## Assignment
Copy out the material in full. Leave every line as it is.
=== Dataset records ===
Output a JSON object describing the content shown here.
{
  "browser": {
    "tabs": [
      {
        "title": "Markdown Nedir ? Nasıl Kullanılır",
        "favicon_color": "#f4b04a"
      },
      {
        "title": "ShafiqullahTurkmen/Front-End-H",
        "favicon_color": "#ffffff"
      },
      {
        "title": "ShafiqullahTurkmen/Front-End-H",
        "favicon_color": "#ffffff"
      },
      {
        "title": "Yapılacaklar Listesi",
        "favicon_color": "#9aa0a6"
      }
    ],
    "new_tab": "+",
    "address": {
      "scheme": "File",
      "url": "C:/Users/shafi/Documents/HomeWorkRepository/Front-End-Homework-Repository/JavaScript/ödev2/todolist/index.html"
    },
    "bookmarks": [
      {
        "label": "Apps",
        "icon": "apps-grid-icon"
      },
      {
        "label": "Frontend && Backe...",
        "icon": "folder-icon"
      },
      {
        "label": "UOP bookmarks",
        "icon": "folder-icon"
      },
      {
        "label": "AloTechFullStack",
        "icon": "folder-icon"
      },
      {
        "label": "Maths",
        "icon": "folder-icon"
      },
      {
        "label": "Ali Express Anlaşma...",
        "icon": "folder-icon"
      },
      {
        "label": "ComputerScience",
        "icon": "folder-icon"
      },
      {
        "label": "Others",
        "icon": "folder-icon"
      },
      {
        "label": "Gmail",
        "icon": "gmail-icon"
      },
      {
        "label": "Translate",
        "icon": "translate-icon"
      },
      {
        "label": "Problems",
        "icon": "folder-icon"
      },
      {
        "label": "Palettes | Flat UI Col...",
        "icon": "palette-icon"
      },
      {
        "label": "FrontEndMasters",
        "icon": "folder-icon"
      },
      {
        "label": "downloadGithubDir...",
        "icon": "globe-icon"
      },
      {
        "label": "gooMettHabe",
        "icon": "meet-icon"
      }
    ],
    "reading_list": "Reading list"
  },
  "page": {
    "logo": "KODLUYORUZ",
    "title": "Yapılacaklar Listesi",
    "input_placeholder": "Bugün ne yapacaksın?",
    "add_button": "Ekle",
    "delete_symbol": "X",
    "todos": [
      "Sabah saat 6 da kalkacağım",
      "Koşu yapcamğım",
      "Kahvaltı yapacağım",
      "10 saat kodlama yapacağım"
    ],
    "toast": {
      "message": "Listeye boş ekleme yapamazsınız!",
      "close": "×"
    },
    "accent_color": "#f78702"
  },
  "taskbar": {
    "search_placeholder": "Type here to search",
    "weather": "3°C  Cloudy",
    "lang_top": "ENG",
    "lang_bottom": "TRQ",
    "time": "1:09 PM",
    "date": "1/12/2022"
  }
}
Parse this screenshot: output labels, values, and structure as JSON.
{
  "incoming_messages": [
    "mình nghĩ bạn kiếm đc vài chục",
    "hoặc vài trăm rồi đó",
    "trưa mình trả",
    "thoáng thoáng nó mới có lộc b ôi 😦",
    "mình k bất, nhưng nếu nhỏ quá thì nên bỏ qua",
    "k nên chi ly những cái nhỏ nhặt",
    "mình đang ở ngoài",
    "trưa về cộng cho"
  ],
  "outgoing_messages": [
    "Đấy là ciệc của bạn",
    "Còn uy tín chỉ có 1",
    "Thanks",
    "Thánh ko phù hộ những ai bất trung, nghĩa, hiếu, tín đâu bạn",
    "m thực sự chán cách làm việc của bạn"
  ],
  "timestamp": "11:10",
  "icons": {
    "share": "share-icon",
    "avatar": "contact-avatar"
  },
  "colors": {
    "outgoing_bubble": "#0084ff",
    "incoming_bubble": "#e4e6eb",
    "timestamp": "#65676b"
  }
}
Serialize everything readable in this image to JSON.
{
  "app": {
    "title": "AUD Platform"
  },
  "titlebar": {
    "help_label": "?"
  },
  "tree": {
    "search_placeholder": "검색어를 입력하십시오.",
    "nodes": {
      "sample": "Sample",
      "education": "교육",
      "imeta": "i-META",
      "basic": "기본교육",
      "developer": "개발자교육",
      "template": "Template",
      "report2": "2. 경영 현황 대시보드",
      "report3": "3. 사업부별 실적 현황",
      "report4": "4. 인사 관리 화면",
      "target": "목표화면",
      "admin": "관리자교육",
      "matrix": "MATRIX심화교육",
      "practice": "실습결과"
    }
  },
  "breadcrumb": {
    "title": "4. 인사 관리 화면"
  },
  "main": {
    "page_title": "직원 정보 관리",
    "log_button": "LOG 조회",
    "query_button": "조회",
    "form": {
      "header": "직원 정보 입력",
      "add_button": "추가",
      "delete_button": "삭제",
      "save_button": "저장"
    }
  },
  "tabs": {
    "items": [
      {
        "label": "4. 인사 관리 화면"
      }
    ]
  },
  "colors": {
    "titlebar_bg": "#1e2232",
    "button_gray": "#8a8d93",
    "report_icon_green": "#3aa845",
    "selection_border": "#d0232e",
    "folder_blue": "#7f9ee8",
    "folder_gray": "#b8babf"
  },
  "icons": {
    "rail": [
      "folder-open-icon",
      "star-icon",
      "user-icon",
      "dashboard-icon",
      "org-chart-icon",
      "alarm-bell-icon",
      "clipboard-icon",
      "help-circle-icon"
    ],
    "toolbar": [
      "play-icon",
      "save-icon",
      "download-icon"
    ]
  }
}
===
## Your solution
Output a JSON object describing the content shown here.
{
  "browser": {
    "tabs": [
      {
        "title": "Markdown Nedir ? Nasıl Kullanılır",
        "favicon_color": "#f4b04a"
      },
      {
        "title": "ShafiqullahTurkmen/Front-End-H",
        "favicon_color": "#ffffff"
      },
      {
        "title": "ShafiqullahTurkmen/Front-End-H",
        "favicon_color": "#ffffff"
      },
      {
        "title": "Yapılacaklar Listesi",
        "favicon_color": "#9aa0a6"
      }
    ],
    "new_tab": "+",
    "address": {
      "scheme": "File",
      "url": "C:/Users/shafi/Documents/HomeWorkRepository/Front-End-Homework-Repository/JavaScript/ödev2/todolist/index.html"
    },
    "bookmarks": [
      {
        "label": "Apps",
        "icon": "apps-grid-icon"
      },
      {
        "label": "Frontend && Backe...",
        "icon": "folder-icon"
      },
      {
        "label": "UOP bookmarks",
        "icon": "folder-icon"
      },
      {
        "label": "AloTechFullStack",
        "icon": "folder-icon"
      },
      {
        "label": "Maths",
        "icon": "folder-icon"
      },
      {
        "label": "Ali Express Anlaşma...",
        "icon": "folder-icon"
      },
      {
        "label": "ComputerScience",
        "icon": "folder-icon"
      },
      {
        "label": "Others",
        "icon": "folder-icon"
      },
      {
        "label": "Gmail",
        "icon": "gmail-icon"
      },
      {
        "label": "Translate",
        "icon": "translate-icon"
      },
      {
        "label": "Problems",
        "icon": "folder-icon"
      },
      {
        "label": "Palettes | Flat UI Col...",
        "icon": "palette-icon"
      },
      {
        "label": "FrontEndMasters",
        "icon": "folder-icon"
      },
      {
        "label": "downloadGithubDir...",
        "icon": "globe-icon"
      },
      {
        "label": "gooMettHabe",
        "icon": "meet-icon"
      }
    ],
    "reading_list": "Reading list"
  },
  "page": {
    "logo": "KODLUYORUZ",
    "title": "Yapılacaklar Listesi",
    "input_placeholder": "Bugün ne yapacaksın?",
    "add_button": "Ekle",
    "delete_symbol": "X",
    "todos": [
      "Sabah saat 6 da kalkacağım",
      "Koşu yapcamğım",
      "Kahvaltı yapacağım",
      "10 saat kodlama yapacağım"
    ],
    "toast": {
      "message": "Listeye boş ekleme yapamazsınız!",
      "close": "×"
    },
    "accent_color": "#f78702"
  },
  "taskbar": {
    "search_placeholder": "Type here to search",
    "weather": "3°C  Cloudy",
    "lang_top": "ENG",
    "lang_bottom": "TRQ",
    "time": "1:09 PM",
    "date": "1/12/2022"
  }
}
Parse this screenshot: output labels, values, and structure as JSON.
{
  "incoming_messages": [
    "mình nghĩ bạn kiếm đc vài chục",
    "hoặc vài trăm rồi đó",
    "trưa mình trả",
    "thoáng thoáng nó mới có lộc b ôi 😦",
    "mình k bất, nhưng nếu nhỏ quá thì nên bỏ qua",
    "k nên chi ly những cái nhỏ nhặt",
    "mình đang ở ngoài",
    "trưa về cộng cho"
  ],
  "outgoing_messages": [
    "Đấy là ciệc của bạn",
    "Còn uy tín chỉ có 1",
    "Thanks",
    "Thánh ko phù hộ những ai bất trung, nghĩa, hiếu, tín đâu bạn",
    "m thực sự chán cách làm việc của bạn"
  ],
  "timestamp": "11:10",
  "icons": {
    "share": "share-icon",
    "avatar": "contact-avatar"
  },
  "colors": {
    "outgoing_bubble": "#0084ff",
    "incoming_bubble": "#e4e6eb",
    "timestamp": "#65676b"
  }
}
Serialize everything readable in this image to JSON.
{
  "app": {
    "title": "AUD Platform"
  },
  "titlebar": {
    "help_label": "?"
  },
  "tree": {
    "search_placeholder": "검색어를 입력하십시오.",
    "nodes": {
      "sample": "Sample",
      "education": "교육",
      "imeta": "i-META",
      "basic": "기본교육",
      "developer": "개발자교육",
      "template": "Template",
      "report2": "2. 경영 현황 대시보드",
      "report3": "3. 사업부별 실적 현황",
      "report4": "4. 인사 관리 화면",
      "target": "목표화면",
      "admin": "관리자교육",
      "matrix": "MATRIX심화교육",
      "practice": "실습결과"
    }
  },
  "breadcrumb": {
    "title": "4. 인사 관리 화면"
  },
  "main": {
    "page_title": "직원 정보 관리",
    "log_button": "LOG 조회",
    "query_button": "조회",
    "form": {
      "header": "직원 정보 입력",
      "add_button": "추가",
      "delete_button": "삭제",
      "save_button": "저장"
    }
  },
  "tabs": {
    "items": [
      {
        "label": "4. 인사 관리 화면"
      }
    ]
  },
  "colors": {
    "titlebar_bg": "#1e2232",
    "button_gray": "#8a8d93",
    "report_icon_green": "#3aa845",
    "selection_border": "#d0232e",
    "folder_blue": "#7f9ee8",
    "folder_gray": "#b8babf"
  },
  "icons": {
    "rail": [
      "folder-open-icon",
      "star-icon",
      "user-icon",
      "dashboard-icon",
      "org-chart-icon",
      "alarm-bell-icon",
      "clipboard-icon",
      "help-circle-icon"
    ],
    "toolbar": [
      "play-icon",
      "save-icon",
      "download-icon"
    ]
  }
}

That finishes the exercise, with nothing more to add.